But Ahmadinejad's ambitions are not confined to the destruction of Israel. He also wishes to dominate the greater Middle East, and thereby to control the oilfields of the region and the flow of oil out of it through the Persian Gulf. If he acquired a nuclear capability, he would not even have to use it in order to put all this within his reach. Intimidation and blackmail by themselves would do the trick.
Nor are Ahmadinejad's ambitions merely regional in scope. He has a larger dream of extending the power and influence of Islam throughout Europe, and this too he hopes to accomplish by playing on the fear that resistance to Iran would lead to a nuclear war. And then, finally, comes the largest dream of all: what Ahmadinejad does not shrink from describing as "a world without America." Demented though he may be, I doubt that Ahmadinejad is so crazy as to imagine that he could wipe America off the map even if he had nuclear weapons. But what he probably does envisage is a diminution of the American will to oppose him: that is, if not a world without America, he will settle, at least in the short run, for a world without much American influence.

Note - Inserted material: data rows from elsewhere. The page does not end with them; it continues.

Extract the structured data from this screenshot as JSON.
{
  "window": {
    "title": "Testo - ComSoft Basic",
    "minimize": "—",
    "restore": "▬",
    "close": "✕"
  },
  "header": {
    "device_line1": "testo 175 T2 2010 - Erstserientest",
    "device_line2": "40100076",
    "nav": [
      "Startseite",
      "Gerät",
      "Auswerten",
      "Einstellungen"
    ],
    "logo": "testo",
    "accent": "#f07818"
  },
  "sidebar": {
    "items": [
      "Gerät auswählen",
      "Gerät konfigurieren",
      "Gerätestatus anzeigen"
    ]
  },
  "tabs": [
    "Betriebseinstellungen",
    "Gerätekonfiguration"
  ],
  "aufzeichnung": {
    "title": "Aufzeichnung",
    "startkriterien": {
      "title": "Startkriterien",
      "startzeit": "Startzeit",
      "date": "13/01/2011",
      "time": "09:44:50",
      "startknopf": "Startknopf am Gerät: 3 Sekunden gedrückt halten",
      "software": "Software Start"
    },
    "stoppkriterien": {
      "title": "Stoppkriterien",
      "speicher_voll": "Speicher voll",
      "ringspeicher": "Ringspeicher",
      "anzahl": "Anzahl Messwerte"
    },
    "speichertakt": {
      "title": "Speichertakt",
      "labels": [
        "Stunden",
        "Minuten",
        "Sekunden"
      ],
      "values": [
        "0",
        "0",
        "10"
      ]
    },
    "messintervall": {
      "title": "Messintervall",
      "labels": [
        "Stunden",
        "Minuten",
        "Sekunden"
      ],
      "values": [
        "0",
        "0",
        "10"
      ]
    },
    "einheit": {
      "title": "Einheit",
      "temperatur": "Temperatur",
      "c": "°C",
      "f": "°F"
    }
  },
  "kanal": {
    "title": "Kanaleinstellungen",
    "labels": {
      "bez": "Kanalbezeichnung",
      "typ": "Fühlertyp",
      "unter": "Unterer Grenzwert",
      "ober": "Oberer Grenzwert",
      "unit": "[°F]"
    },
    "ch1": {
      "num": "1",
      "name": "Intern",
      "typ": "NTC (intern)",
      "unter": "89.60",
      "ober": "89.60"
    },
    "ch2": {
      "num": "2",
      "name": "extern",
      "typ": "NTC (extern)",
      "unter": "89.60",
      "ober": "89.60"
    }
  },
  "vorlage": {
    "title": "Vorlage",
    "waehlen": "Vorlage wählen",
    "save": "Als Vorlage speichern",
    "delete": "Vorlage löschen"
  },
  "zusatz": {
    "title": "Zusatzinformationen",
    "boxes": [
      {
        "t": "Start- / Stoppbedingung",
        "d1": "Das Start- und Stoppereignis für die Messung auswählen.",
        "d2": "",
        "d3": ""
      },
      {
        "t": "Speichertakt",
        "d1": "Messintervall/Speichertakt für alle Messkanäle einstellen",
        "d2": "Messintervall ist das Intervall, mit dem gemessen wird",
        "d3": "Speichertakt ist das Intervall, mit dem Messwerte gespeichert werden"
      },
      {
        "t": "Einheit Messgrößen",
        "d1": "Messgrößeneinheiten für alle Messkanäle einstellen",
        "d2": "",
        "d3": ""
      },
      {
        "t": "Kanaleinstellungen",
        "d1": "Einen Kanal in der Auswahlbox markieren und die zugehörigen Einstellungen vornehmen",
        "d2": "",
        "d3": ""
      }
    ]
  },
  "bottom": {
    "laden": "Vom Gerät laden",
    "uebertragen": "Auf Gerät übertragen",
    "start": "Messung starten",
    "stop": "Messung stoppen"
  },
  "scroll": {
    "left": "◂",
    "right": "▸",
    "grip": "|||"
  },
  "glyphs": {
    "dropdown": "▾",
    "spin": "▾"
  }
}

Not surprisingly, the old American foreign-policy establishment and many others say that these dreams are nothing more than the fantasies of a madman. They also dismiss those who think otherwise as neoconservative alarmists trying to drag this country into another senseless war that is in the interest not of the United States but only of Israel. But the irony is that Ahmadinejad's dreams are more realistic than the dismissal of those dreams as merely insane delusions.

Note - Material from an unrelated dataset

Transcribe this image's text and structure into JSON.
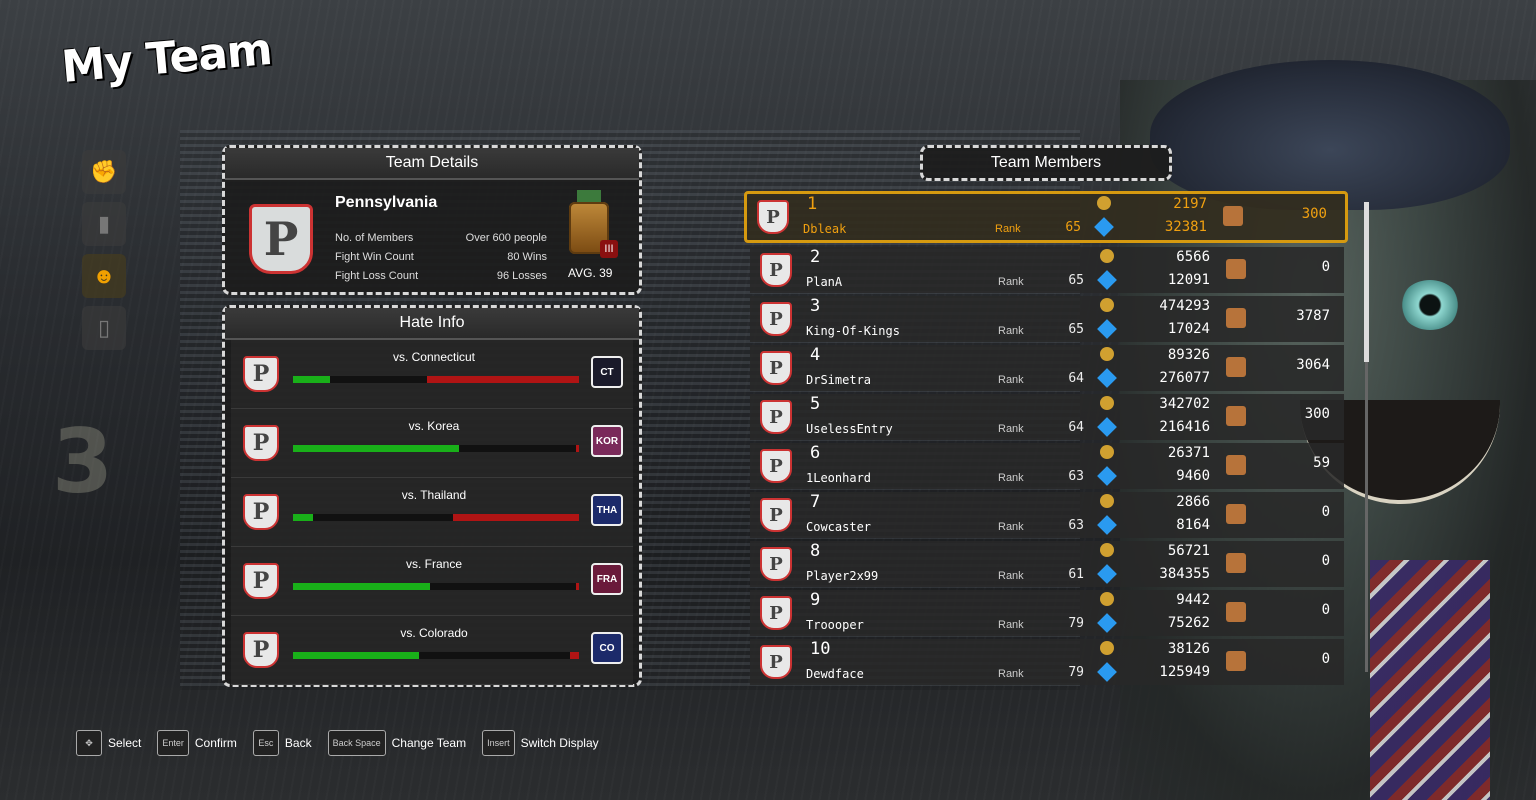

[...] if military force is ruled out, what is supposed to do the job?
Well, to begin with, there is that good old standby, diplomacy. And so, for 3 1/2 years, even predating the accession of Ahmadinejad to the presidency, the diplomatic gavotte has been danced with Iran, in negotiations whose carrot-and-stick details no one can remember--not even, I suspect, the parties involved. But since, to say it again, Ahmadinejad is a revolutionary with unlimited aims and not a statesman with whom we can "do business," all this negotiating has had the same result as Munich had with Hitler. That is, it has bought the Iranians more time in which they have moved closer and closer to developing nuclear weapons.
Then there are sanctions. As it happens, sanctions have very rarely worked in the past. Worse yet, they have usually ended up hurting the hapless people of the targeted country while leaving the leadership unscathed. Nevertheless, much hope has been invested in them as a way of bringing Ahmadinejad to heel. Yet thanks to the resistance of Russia and China, both of which have reasons of their own to go easy on Iran, it has proved enormously difficult for the Security Council to impose sanctions that could even conceivably be effective. At first, the only measures to which Russia and China would agree were much too limited even to bite. Then, as Iran continued to defy Security Council resolutions and to block inspections by the International Atomic Energy Agency that it was bound by treaty to permit, not even the Russians and the Chinese were able to hold out against stronger sanctions. Once more, however, these have had little or no effect on the progress Iran is making toward the development of a nuclear arsenal. On the contrary: they, too, have bought the Iranians additional time in which to move ahead.
Hat tip - Paul D.
Posted by Richard at May 31, 2007 9:53 AM
Articles Related to Iran:
- The Case for Bombing Iran - May 31, 2007